February 1, 2024
2 min read
A missing mammal rediscovered in Indonesia, a speedy new species of dinosaur in Brazil, Ivory Coast chimpanzees that snoop on their neighbors, and much more in this month’s Quick Hits
Actions to reduce poisoning and electrocution from power lines have stabilized the endangered Egyptian Vulture’s population in the Balkans. These birds are often killed across their 14-country migration route; only about 50 breeding pairs remain.
Fossilized dinosaur footprints discovered in southern Brazil in the 1980s don’t belong to any known species, new research shows. The desert-dwelling carnivore has been named Farlowichnus rapidus because its footsteps were spaced far apart, suggesting it was a speedy runner.

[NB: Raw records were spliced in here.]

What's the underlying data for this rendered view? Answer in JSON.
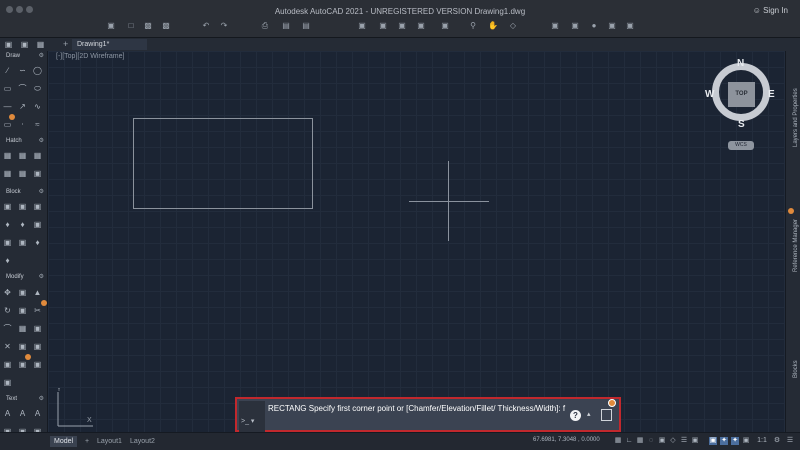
{
  "window": {
    "title": "Autodesk AutoCAD 2021 - UNREGISTERED VERSION    Drawing1.dwg",
    "sign_in": "Sign In"
  },
  "icons": {
    "toolbar": [
      "new-icon",
      "open-icon",
      "save-icon",
      "save-as-icon",
      "undo-icon",
      "redo-icon",
      "plot-icon",
      "publish-icon",
      "share-icon",
      "pan-icon",
      "orbit-icon"
    ],
    "accent_orange": "#e08a3c",
    "highlight_red": "#c1282d"
  },
  "tabs": {
    "document": "Drawing1*",
    "new_tab": "+"
  },
  "palette": {
    "draw": "Draw",
    "hatch": "Hatch",
    "block": "Block",
    "modify": "Modify",
    "text": "Text"
  },
  "viewport": {
    "label": "[-][Top][2D Wireframe]"
  },
  "viewcube": {
    "top": "TOP",
    "north": "N",
    "south": "S",
    "east": "E",
    "west": "W",
    "wcs": "WCS"
  },
  "right_panels": {
    "layers": "Layers and Properties",
    "reference": "Reference Manager",
    "blocks": "Blocks"
  },
  "command": {
    "text": "RECTANG Specify first corner point or [Chamfer/Elevation/Fillet/ Thickness/Width]: f",
    "prompt_glyph": ">_ ▾",
    "help": "?"
  },
  "status": {
    "model": "Model",
    "layout1": "Layout1",
    "layout2": "Layout2",
    "coordinates": "67.6981, 7.3048 , 0.0000",
    "scale": "1:1"
  }
}
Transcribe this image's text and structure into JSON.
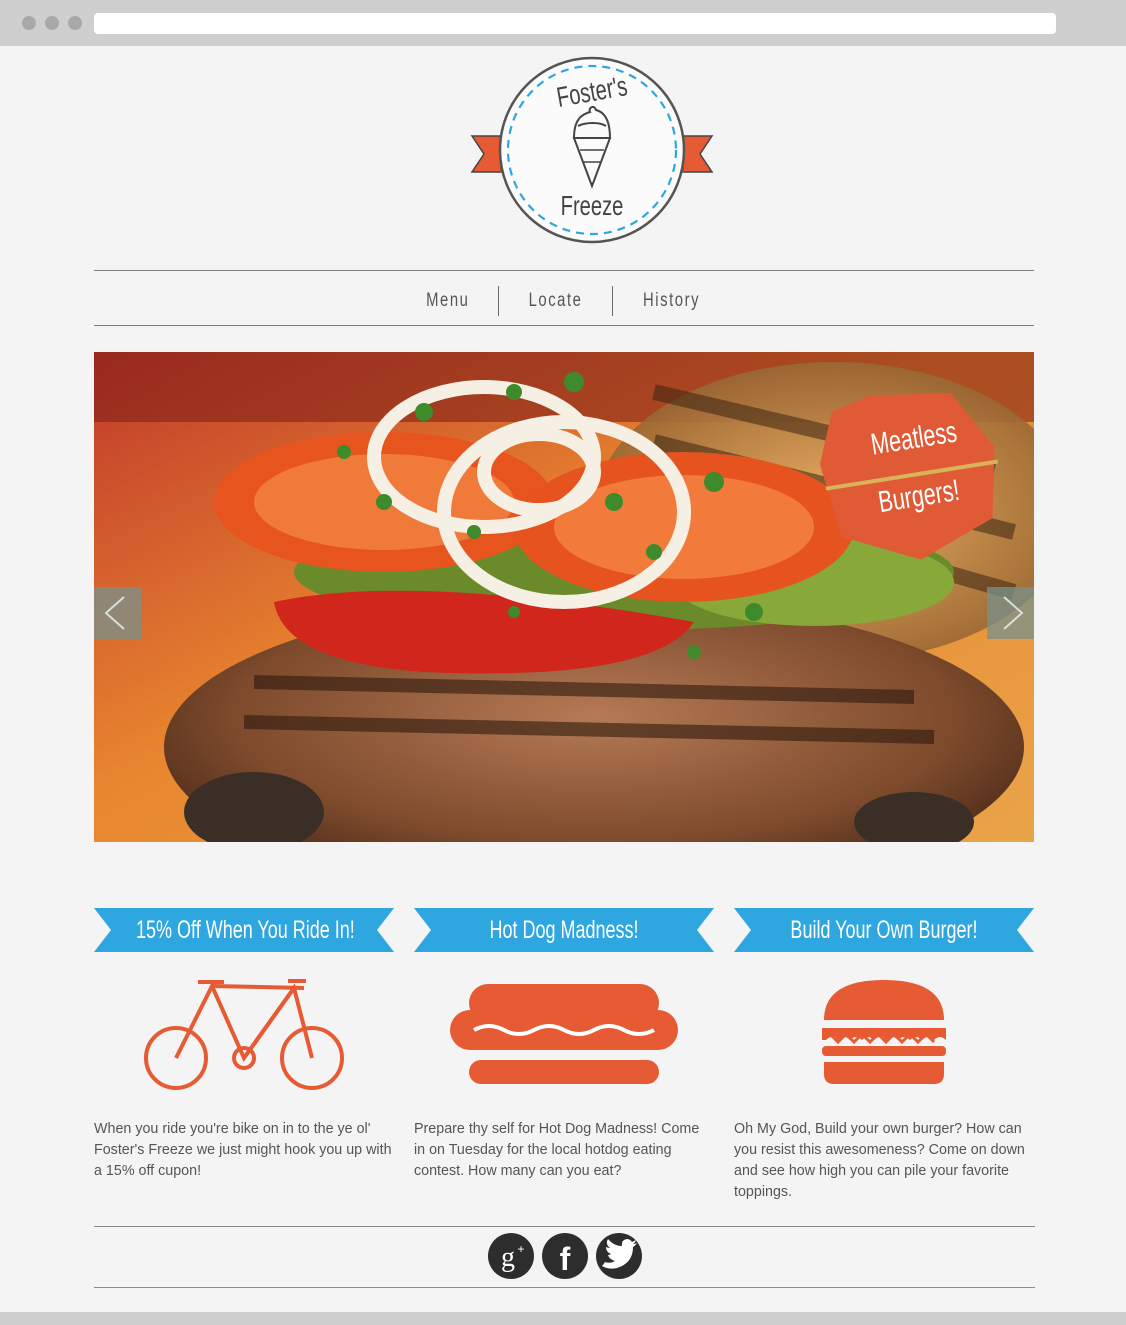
{
  "logo": {
    "line1": "Foster's",
    "line2": "Freeze"
  },
  "nav": {
    "items": [
      "Menu",
      "Locate",
      "History"
    ]
  },
  "hero": {
    "badge_line1": "Meatless",
    "badge_line2": "Burgers!"
  },
  "features": [
    {
      "title": "15% Off When You Ride In!",
      "icon": "bicycle-icon",
      "text": "When you ride you're bike on in to the ye ol' Foster's Freeze we just might hook you up with a 15% off cupon!"
    },
    {
      "title": "Hot Dog Madness!",
      "icon": "hot-dog-icon",
      "text": "Prepare thy self for Hot Dog Madness! Come in on Tuesday for the local hotdog eating contest. How many can you eat?"
    },
    {
      "title": "Build Your Own Burger!",
      "icon": "burger-icon",
      "text": "Oh My God, Build your own burger? How can you resist this awesomeness? Come on down and see how high you can pile your favorite toppings."
    }
  ],
  "social": [
    "google-plus-icon",
    "facebook-icon",
    "twitter-icon"
  ],
  "colors": {
    "accent_orange": "#e65a34",
    "ribbon_blue": "#2ea6e0",
    "dark": "#2d2d2d"
  }
}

Ancient Europe’s landscape was long believed to be a dense forest. But pollen samples from the interglacial period about 115,000 to 130,000 years ago have now revealed a mixture of grassland and light-woodland biomes, perhaps maintained by large herbivores such as elephants that trampled or fed on smaller trees.
Glaciers in Greenland have receded twice as fast over the past two decades as they did in the 1900s—from seven or eight meters a year to about 15 annually. Archival images and recent satellite photographs showed the drastic acceleration.
Attenborough’s long-beaked echidna, named for naturalist David Attenborough, was spotted for the first time since 1961 by trail cameras in the Cyclops Mountains. The spiky, egg-laying mammal had been scientifically recorded only once before; its timid and nocturnal nature makes it hard to find.
Researchers saw chimpanzees in Taï National Park climbing to higher ground to spy on neighboring rivals, mirroring a millennia-old human military strategy. The chimps also patrolled their borders to listen for enemies, and closer rivals were less likely to enter an adversary’s territory.
For more details, visit www.ScientificAmerican.com/feb2024/advances